Work to be completed - Would you please repeat the data that follows, exactly as it reads?

═════ Task material ═════

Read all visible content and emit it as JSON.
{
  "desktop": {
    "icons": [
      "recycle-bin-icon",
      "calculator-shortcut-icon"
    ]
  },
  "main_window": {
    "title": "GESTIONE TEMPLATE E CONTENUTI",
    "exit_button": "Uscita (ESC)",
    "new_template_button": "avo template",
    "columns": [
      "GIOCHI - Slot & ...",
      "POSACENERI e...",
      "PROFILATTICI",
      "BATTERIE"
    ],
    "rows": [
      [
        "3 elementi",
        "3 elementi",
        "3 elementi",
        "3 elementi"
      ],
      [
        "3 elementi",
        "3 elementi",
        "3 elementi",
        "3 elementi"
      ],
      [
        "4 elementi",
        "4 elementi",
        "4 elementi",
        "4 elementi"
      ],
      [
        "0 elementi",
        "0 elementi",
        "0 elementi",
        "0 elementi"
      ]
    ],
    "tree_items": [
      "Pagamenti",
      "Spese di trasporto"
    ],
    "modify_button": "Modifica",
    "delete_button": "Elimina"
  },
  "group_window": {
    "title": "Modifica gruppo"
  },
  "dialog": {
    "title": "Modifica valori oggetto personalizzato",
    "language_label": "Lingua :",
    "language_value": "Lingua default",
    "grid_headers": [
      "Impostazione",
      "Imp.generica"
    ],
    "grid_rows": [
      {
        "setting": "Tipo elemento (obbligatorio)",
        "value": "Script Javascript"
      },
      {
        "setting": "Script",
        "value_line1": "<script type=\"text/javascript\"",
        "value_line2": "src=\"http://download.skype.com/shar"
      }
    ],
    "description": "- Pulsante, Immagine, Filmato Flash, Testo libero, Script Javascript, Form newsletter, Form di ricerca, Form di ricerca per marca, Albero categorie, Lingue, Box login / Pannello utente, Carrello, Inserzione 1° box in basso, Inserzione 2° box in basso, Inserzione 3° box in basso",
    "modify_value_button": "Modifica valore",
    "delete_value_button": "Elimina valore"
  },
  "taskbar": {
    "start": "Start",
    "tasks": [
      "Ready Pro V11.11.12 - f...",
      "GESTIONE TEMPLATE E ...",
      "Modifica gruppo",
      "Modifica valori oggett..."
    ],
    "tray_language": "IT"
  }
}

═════

Result for this exercise -
Read all visible content and emit it as JSON.
{
  "desktop": {
    "icons": [
      "recycle-bin-icon",
      "calculator-shortcut-icon"
    ]
  },
  "main_window": {
    "title": "GESTIONE TEMPLATE E CONTENUTI",
    "exit_button": "Uscita (ESC)",
    "new_template_button": "avo template",
    "columns": [
      "GIOCHI - Slot & ...",
      "POSACENERI e...",
      "PROFILATTICI",
      "BATTERIE"
    ],
    "rows": [
      [
        "3 elementi",
        "3 elementi",
        "3 elementi",
        "3 elementi"
      ],
      [
        "3 elementi",
        "3 elementi",
        "3 elementi",
        "3 elementi"
      ],
      [
        "4 elementi",
        "4 elementi",
        "4 elementi",
        "4 elementi"
      ],
      [
        "0 elementi",
        "0 elementi",
        "0 elementi",
        "0 elementi"
      ]
    ],
    "tree_items": [
      "Pagamenti",
      "Spese di trasporto"
    ],
    "modify_button": "Modifica",
    "delete_button": "Elimina"
  },
  "group_window": {
    "title": "Modifica gruppo"
  },
  "dialog": {
    "title": "Modifica valori oggetto personalizzato",
    "language_label": "Lingua :",
    "language_value": "Lingua default",
    "grid_headers": [
      "Impostazione",
      "Imp.generica"
    ],
    "grid_rows": [
      {
        "setting": "Tipo elemento (obbligatorio)",
        "value": "Script Javascript"
      },
      {
        "setting": "Script",
        "value_line1": "<script type=\"text/javascript\"",
        "value_line2": "src=\"http://download.skype.com/shar"
      }
    ],
    "description": "- Pulsante, Immagine, Filmato Flash, Testo libero, Script Javascript, Form newsletter, Form di ricerca, Form di ricerca per marca, Albero categorie, Lingue, Box login / Pannello utente, Carrello, Inserzione 1° box in basso, Inserzione 2° box in basso, Inserzione 3° box in basso",
    "modify_value_button": "Modifica valore",
    "delete_value_button": "Elimina valore"
  },
  "taskbar": {
    "start": "Start",
    "tasks": [
      "Ready Pro V11.11.12 - f...",
      "GESTIONE TEMPLATE E ...",
      "Modifica gruppo",
      "Modifica valori oggett..."
    ],
    "tray_language": "IT"
  }
}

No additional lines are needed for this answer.